Stories of transracial adoptees must be heard – even uncomfortable ones

It’s not necessarily the first question I get, but it always comes up. On tour for my book, published in 2018, an audience member asked if I, a Korean American adoptee, am “still close” to my adoptive parents. When I said yes, they followed up, as if in disbelief: “So, you and your family are really OK?”

An interviewer wanted to establish right off the bat that I had “never felt unloved” by my white family “in spite of” my race. Another inquired as to how often we see each other. I’ve had people tell me they were “relieved” – even “pleasantly surprised” – to find that my book is “not angry or bitter”. At a reading, someone wondered if my parents were offended by any of the sentiments I had expressed around my transracial adoption: feelings of racial isolation and confusion, exacerbated by a childhood spent in overwhelmingly white spaces; a suppressed but stubborn curiosity about my birth family; the slow-to-evolve conviction that I needed to find a way to grasp for more knowledge, more truth about my personal history, than my adoptive family could offer me. (Before I could answer, my mother, who was sitting in the front row, piped up heroically: “No, we weren’t offended!”)

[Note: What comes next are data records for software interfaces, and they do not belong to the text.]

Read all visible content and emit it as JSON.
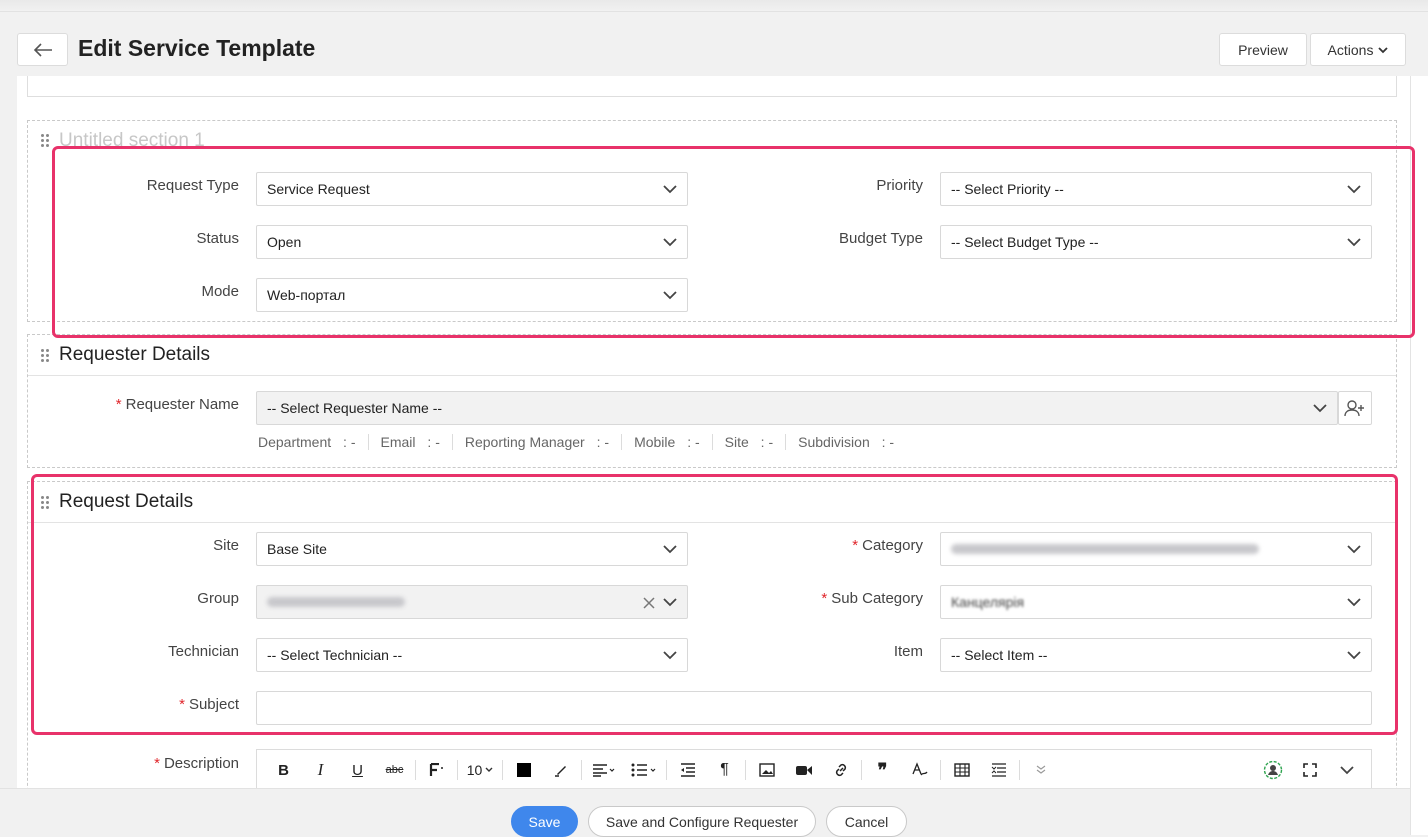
{
  "header": {
    "title": "Edit Service Template",
    "preview_label": "Preview",
    "actions_label": "Actions"
  },
  "sections": {
    "untitled": {
      "title": "Untitled section 1",
      "request_type": {
        "label": "Request Type",
        "value": "Service Request"
      },
      "priority": {
        "label": "Priority",
        "value": "-- Select Priority --"
      },
      "status": {
        "label": "Status",
        "value": "Open"
      },
      "budget_type": {
        "label": "Budget Type",
        "value": "-- Select Budget Type --"
      },
      "mode": {
        "label": "Mode",
        "value": "Web-портал"
      }
    },
    "requester": {
      "title": "Requester Details",
      "requester_name": {
        "label": "Requester Name",
        "value": "-- Select Requester Name --"
      },
      "info": [
        {
          "label": "Department",
          "sep": ":",
          "value": "-"
        },
        {
          "label": "Email",
          "sep": ":",
          "value": "-"
        },
        {
          "label": "Reporting Manager",
          "sep": ":",
          "value": "-"
        },
        {
          "label": "Mobile",
          "sep": ":",
          "value": "-"
        },
        {
          "label": "Site",
          "sep": ":",
          "value": "-"
        },
        {
          "label": "Subdivision",
          "sep": ":",
          "value": "-"
        }
      ]
    },
    "request": {
      "title": "Request Details",
      "site": {
        "label": "Site",
        "value": "Base Site"
      },
      "category": {
        "label": "Category"
      },
      "group": {
        "label": "Group"
      },
      "sub_category": {
        "label": "Sub Category",
        "value": "Канцелярія"
      },
      "technician": {
        "label": "Technician",
        "value": "-- Select Technician --"
      },
      "item": {
        "label": "Item",
        "value": "-- Select Item --"
      },
      "subject": {
        "label": "Subject",
        "value": ""
      },
      "description": {
        "label": "Description"
      }
    }
  },
  "required_marker": "*",
  "toolbar": {
    "bold": "B",
    "italic": "I",
    "underline": "U",
    "strike": "abc",
    "font_size": "10",
    "paragraph": "¶",
    "quote": "❞"
  },
  "footer": {
    "save_label": "Save",
    "save_configure_label": "Save and Configure Requester",
    "cancel_label": "Cancel"
  },
  "colors": {
    "accent": "#3f87ec",
    "highlight": "#e8326a",
    "required": "#e0252b"
  }
}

Read more: by Nicole Chung Stories of transracial adoptees must be heard Illustration: Sara Wong/The Guardian